Peniche is a fishing community, or at least historically it is. A local told us that it has changed a lot in the last 30 years. It has turned to tourism as well though not to the extent of Nazare, one of our reasons for coming here. The other is the access to the Berlenga Islands. These are a small archipelago about 15 km off the coast and boats touring them leave from the harbour here...sometimes.
We arrived late enough in the day that a boat trip to the islands was not possible right away, not that we wanted to rush over anyway. However we did buy tickets from the first booth for what was the smallest boat that did regular trips over. His boat took 10-12 people and we planned to come back the next morning. Luckily for us we had no agenda for these 3 days, and had not booked anywhere else. Peniche itself was perhaps not worth 3 days on its own, but the weather dictated the boat tours.
The next day was Sunday and the weather was ok, but there were not enough people booking for our boat to go so we took off with the car for Obidos and toured the very neat old walled city there. Unfortunately it was very touristy and even is known as the wedding city being as picturesque as it is. We also noted prices were getting higher on the trinkets and snacks.
I should mention our accommodation in Peniche. As we arrived in town we were flagged by an older woman with a sign promising a room for rent. At first we ignored her and drove past, but ended up parking near where we saw her and she trotted over with her sign. In gestures and various other communication styles we found out she had a room with private bath for 25 Euros in her home. We took a look and said ok, even though the room was decorated in a pretty tacky kind of way, with a naked woman painting on one wall, statues of Fatima, Buddha and the Madonna (not the original madonna) on the dresser. In these smaller towns places like this are fairly easy to find, but it was the first we took advantage of. It turned our to be very comfortable and convenient and came with a puppy. Yep, a 3 month old (I'm guessing) Jack Russell named Luna. Pretty adorable but an untrained little shit-box he turned out to be.

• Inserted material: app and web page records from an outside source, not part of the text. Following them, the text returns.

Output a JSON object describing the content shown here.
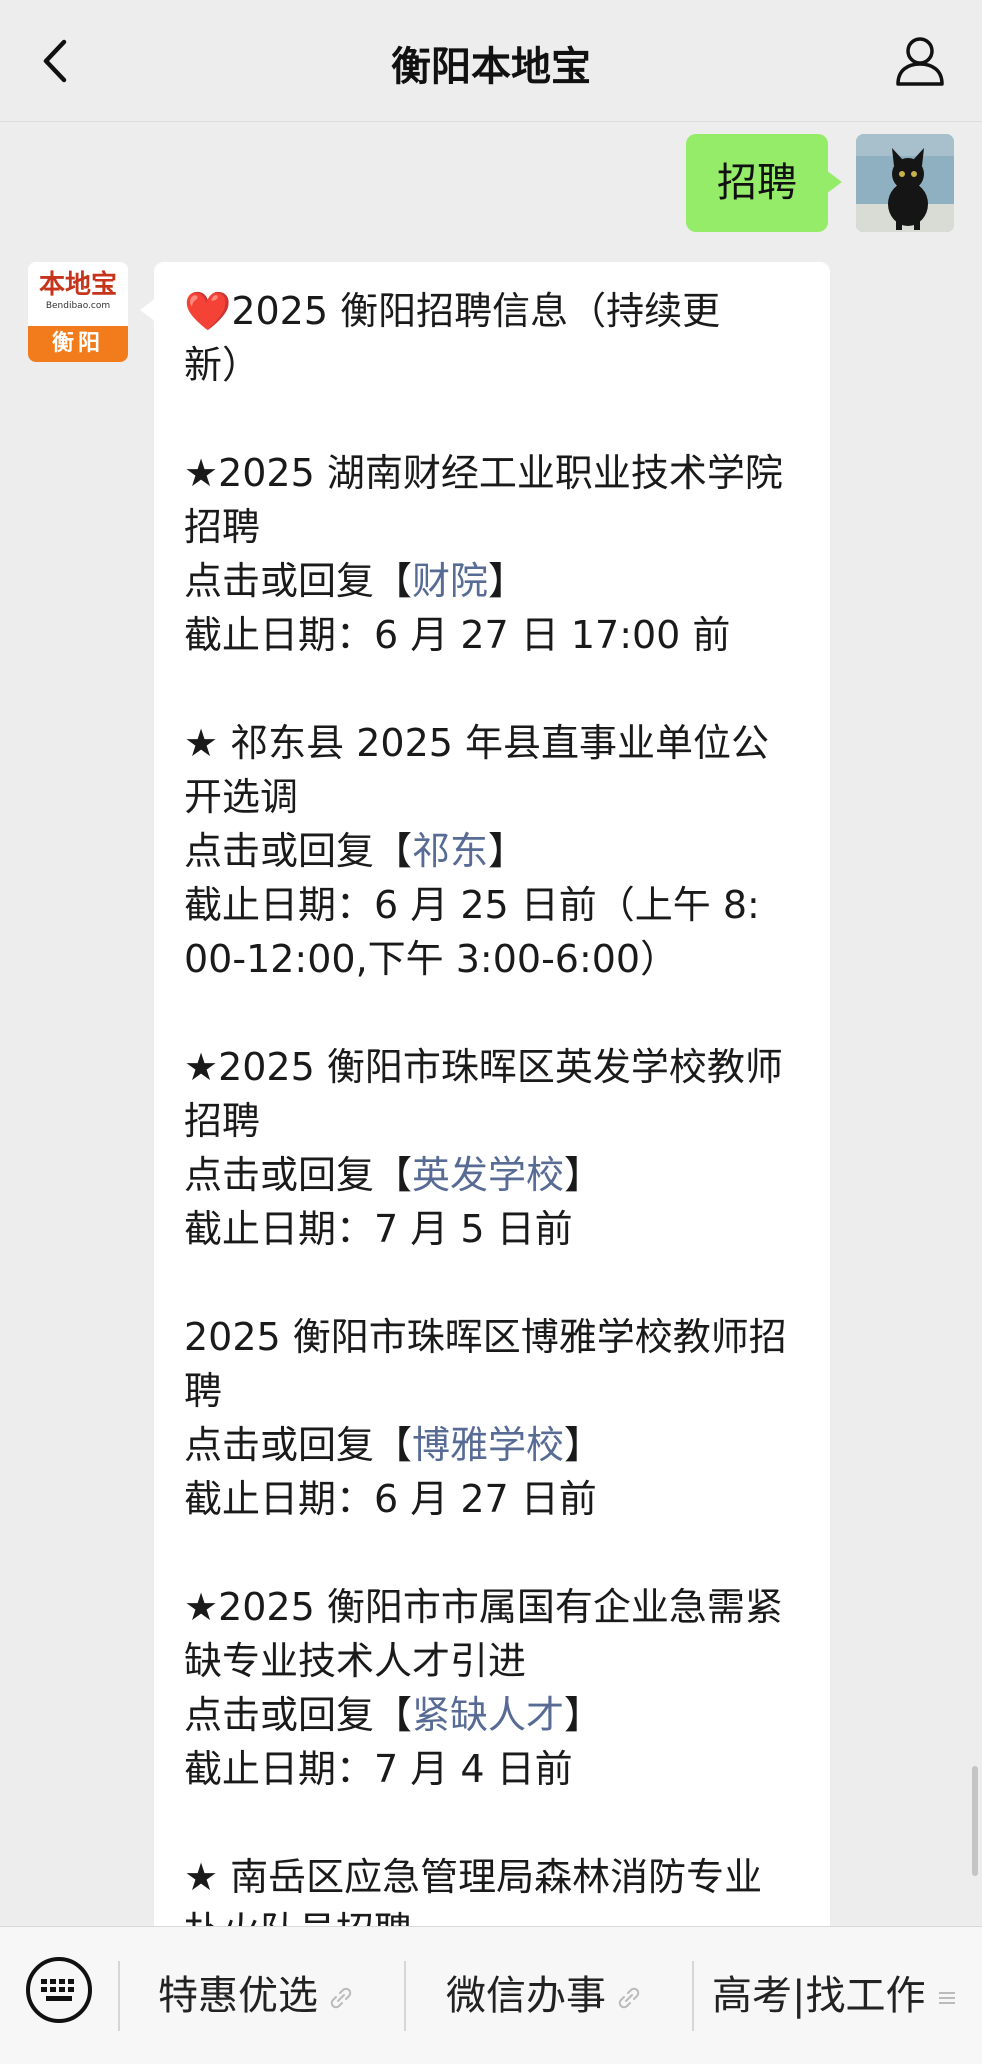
{
  "header": {
    "title": "衡阳本地宝"
  },
  "outgoing_message": {
    "text": "招聘"
  },
  "sender_logo": {
    "main": "本地宝",
    "sub": "Bendibao.com",
    "city": "衡阳"
  },
  "incoming_message": {
    "heart": "❤️",
    "title_line1": "2025 衡阳招聘信息（持续更",
    "title_line2": "新）",
    "items": [
      {
        "title_line1": "★2025 湖南财经工业职业技术学院",
        "title_line2": "招聘",
        "action_prefix": "点击或回复【",
        "keyword": "财院",
        "action_suffix": "】",
        "deadline_line1": "截止日期：6 月 27 日 17:00 前",
        "deadline_line2": ""
      },
      {
        "title_line1": "★ 祁东县 2025 年县直事业单位公",
        "title_line2": "开选调",
        "action_prefix": "点击或回复【",
        "keyword": "祁东",
        "action_suffix": "】",
        "deadline_line1": "截止日期：6 月 25 日前（上午 8:",
        "deadline_line2": "00-12:00,下午 3:00-6:00）"
      },
      {
        "title_line1": "★2025 衡阳市珠晖区英发学校教师",
        "title_line2": "招聘",
        "action_prefix": "点击或回复【",
        "keyword": "英发学校",
        "action_suffix": "】",
        "deadline_line1": "截止日期：7 月 5 日前",
        "deadline_line2": ""
      },
      {
        "title_line1": "2025 衡阳市珠晖区博雅学校教师招",
        "title_line2": "聘",
        "action_prefix": "点击或回复【",
        "keyword": "博雅学校",
        "action_suffix": "】",
        "deadline_line1": "截止日期：6 月 27 日前",
        "deadline_line2": ""
      },
      {
        "title_line1": "★2025 衡阳市市属国有企业急需紧",
        "title_line2": "缺专业技术人才引进",
        "action_prefix": "点击或回复【",
        "keyword": "紧缺人才",
        "action_suffix": "】",
        "deadline_line1": "截止日期：7 月 4 日前",
        "deadline_line2": ""
      }
    ],
    "last_item_line1": "★ 南岳区应急管理局森林消防专业",
    "last_item_line2": "扑火队员招聘"
  },
  "bottom_menu": {
    "items": [
      "特惠优选",
      "微信办事",
      "高考|找工作"
    ]
  },
  "colors": {
    "background": "#ededed",
    "outgoing_bubble": "#95ec69",
    "link": "#576b95",
    "logo_orange": "#f27c1c",
    "logo_red": "#c5341b"
  }
}
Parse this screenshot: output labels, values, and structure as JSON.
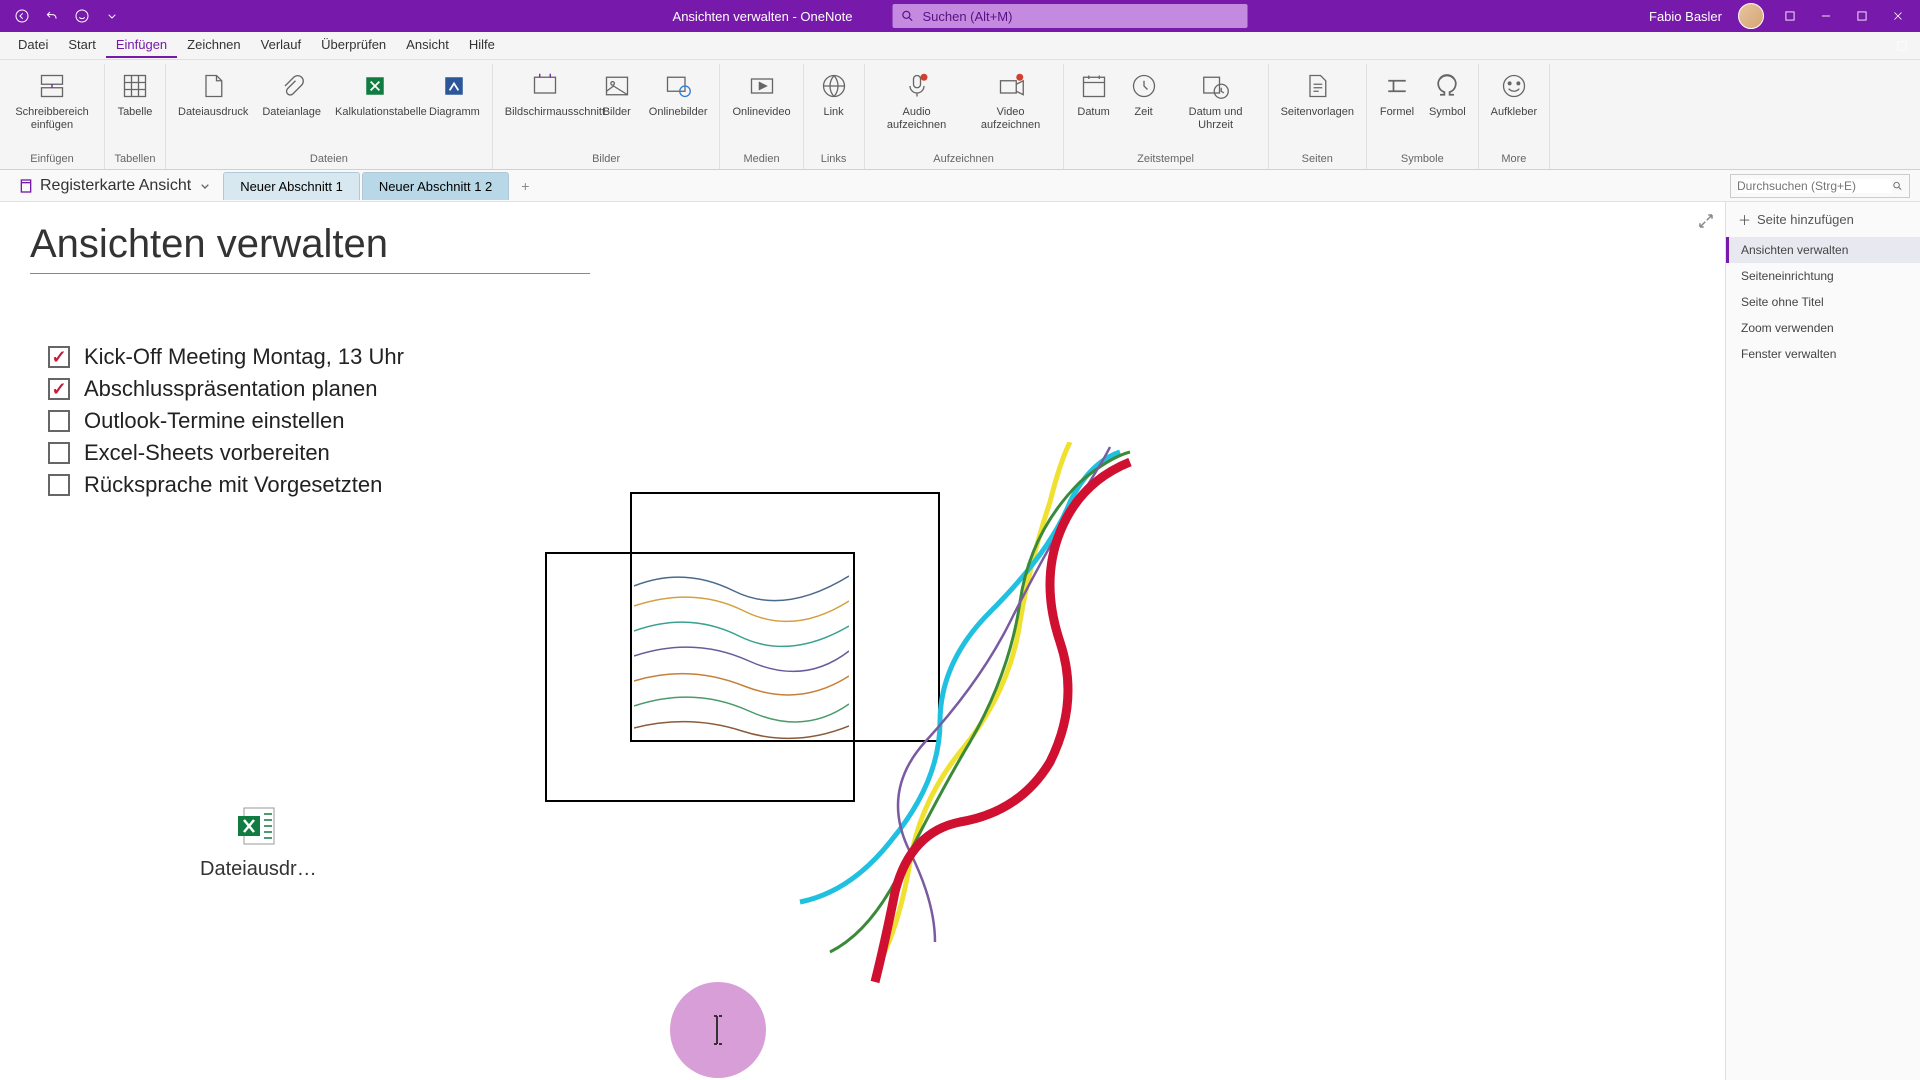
{
  "titlebar": {
    "title": "Ansichten verwalten - OneNote",
    "search_placeholder": "Suchen (Alt+M)",
    "user": "Fabio Basler"
  },
  "menu": {
    "items": [
      "Datei",
      "Start",
      "Einfügen",
      "Zeichnen",
      "Verlauf",
      "Überprüfen",
      "Ansicht",
      "Hilfe"
    ],
    "active_index": 2
  },
  "ribbon": {
    "groups": [
      {
        "label": "Einfügen",
        "buttons": [
          {
            "label": "Schreibbereich einfügen",
            "icon": "insert-space"
          }
        ]
      },
      {
        "label": "Tabellen",
        "buttons": [
          {
            "label": "Tabelle",
            "icon": "table"
          }
        ]
      },
      {
        "label": "Dateien",
        "buttons": [
          {
            "label": "Dateiausdruck",
            "icon": "file-printout"
          },
          {
            "label": "Dateianlage",
            "icon": "attachment"
          },
          {
            "label": "Kalkulationstabelle",
            "icon": "spreadsheet"
          },
          {
            "label": "Diagramm",
            "icon": "diagram"
          }
        ]
      },
      {
        "label": "Bilder",
        "buttons": [
          {
            "label": "Bildschirmausschnitt",
            "icon": "screenshot"
          },
          {
            "label": "Bilder",
            "icon": "pictures"
          },
          {
            "label": "Onlinebilder",
            "icon": "online-pictures"
          }
        ]
      },
      {
        "label": "Medien",
        "buttons": [
          {
            "label": "Onlinevideo",
            "icon": "video"
          }
        ]
      },
      {
        "label": "Links",
        "buttons": [
          {
            "label": "Link",
            "icon": "link"
          }
        ]
      },
      {
        "label": "Aufzeichnen",
        "buttons": [
          {
            "label": "Audio aufzeichnen",
            "icon": "audio"
          },
          {
            "label": "Video aufzeichnen",
            "icon": "video-rec"
          }
        ]
      },
      {
        "label": "Zeitstempel",
        "buttons": [
          {
            "label": "Datum",
            "icon": "date"
          },
          {
            "label": "Zeit",
            "icon": "time"
          },
          {
            "label": "Datum und Uhrzeit",
            "icon": "datetime"
          }
        ]
      },
      {
        "label": "Seiten",
        "buttons": [
          {
            "label": "Seitenvorlagen",
            "icon": "templates"
          }
        ]
      },
      {
        "label": "Symbole",
        "buttons": [
          {
            "label": "Formel",
            "icon": "equation"
          },
          {
            "label": "Symbol",
            "icon": "symbol"
          }
        ]
      },
      {
        "label": "More",
        "buttons": [
          {
            "label": "Aufkleber",
            "icon": "sticker"
          }
        ]
      }
    ]
  },
  "sections": {
    "notebook_label": "Registerkarte Ansicht",
    "tabs": [
      "Neuer Abschnitt 1",
      "Neuer Abschnitt 1 2"
    ],
    "active_index": 1,
    "page_search_placeholder": "Durchsuchen (Strg+E)"
  },
  "page": {
    "title": "Ansichten verwalten",
    "checklist": [
      {
        "text": "Kick-Off Meeting Montag, 13 Uhr",
        "checked": true
      },
      {
        "text": "Abschlusspräsentation planen",
        "checked": true
      },
      {
        "text": "Outlook-Termine einstellen",
        "checked": false
      },
      {
        "text": "Excel-Sheets vorbereiten",
        "checked": false
      },
      {
        "text": "Rücksprache mit Vorgesetzten",
        "checked": false
      }
    ],
    "attachment_label": "Dateiausdr…"
  },
  "page_panel": {
    "add_label": "Seite hinzufügen",
    "pages": [
      "Ansichten verwalten",
      "Seiteneinrichtung",
      "Seite ohne Titel",
      "Zoom verwenden",
      "Fenster verwalten"
    ],
    "active_index": 0
  }
}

Anyway, eventually we got our boat trip to the nature preserve at Berlenga. We had to go on another boat as the smaller boat operator found the wind and waves a bit high for his craft, so we joined the next larger one over and took off at 10 AM yesterday, to come back at 4 PM. The crossing itself takes about an hour.
It also was too much wind and waves for some of our tour mates as well. Of the 14 passengers, 3 took advantage of the little plastic bags that First Mate Gilligan scampered about passing out. One guy lost it (literally) for about 3/4 of the trip, and a girl across from us succumbed about half way. Linda lasted a bit longer, but blamed it on the coffee she had instead of tea. Several others looked quite green but I did not get a chance to poll them as to their caffeinated beverage of choice. I had coffee and I felt just fine, despite the 5 foot swells.
Luckily for everyone on board the sea was a bit more calm on the way back and the skipper even enlisted Captain Jack Spaniard (my name for one of the passengers) to hand around a jug of port. For some reason more folks did decline than accepted though.
Food in Peniche was all centered around seafood understandably. We have tried to keep our costs down by doing some picnic-ing. We pick up buns and cheese, sausages, cucumbers, juice and other things when we can but it is not always easy to find a store. Restaurants and bars are easy to find, as well as pastry shops. We had a couple of over-the-top good meals there including a Monkfish stew with rice, prawns and clams. Not only good but huge, especially after the inevitable appetizer plate of buns, olives, cheese etc. and an amazing ceviche type plate. The next night it was an octopus salad that was unbelievable melt in your mouth tender. I didn't think you could make octopus so soft but delectable.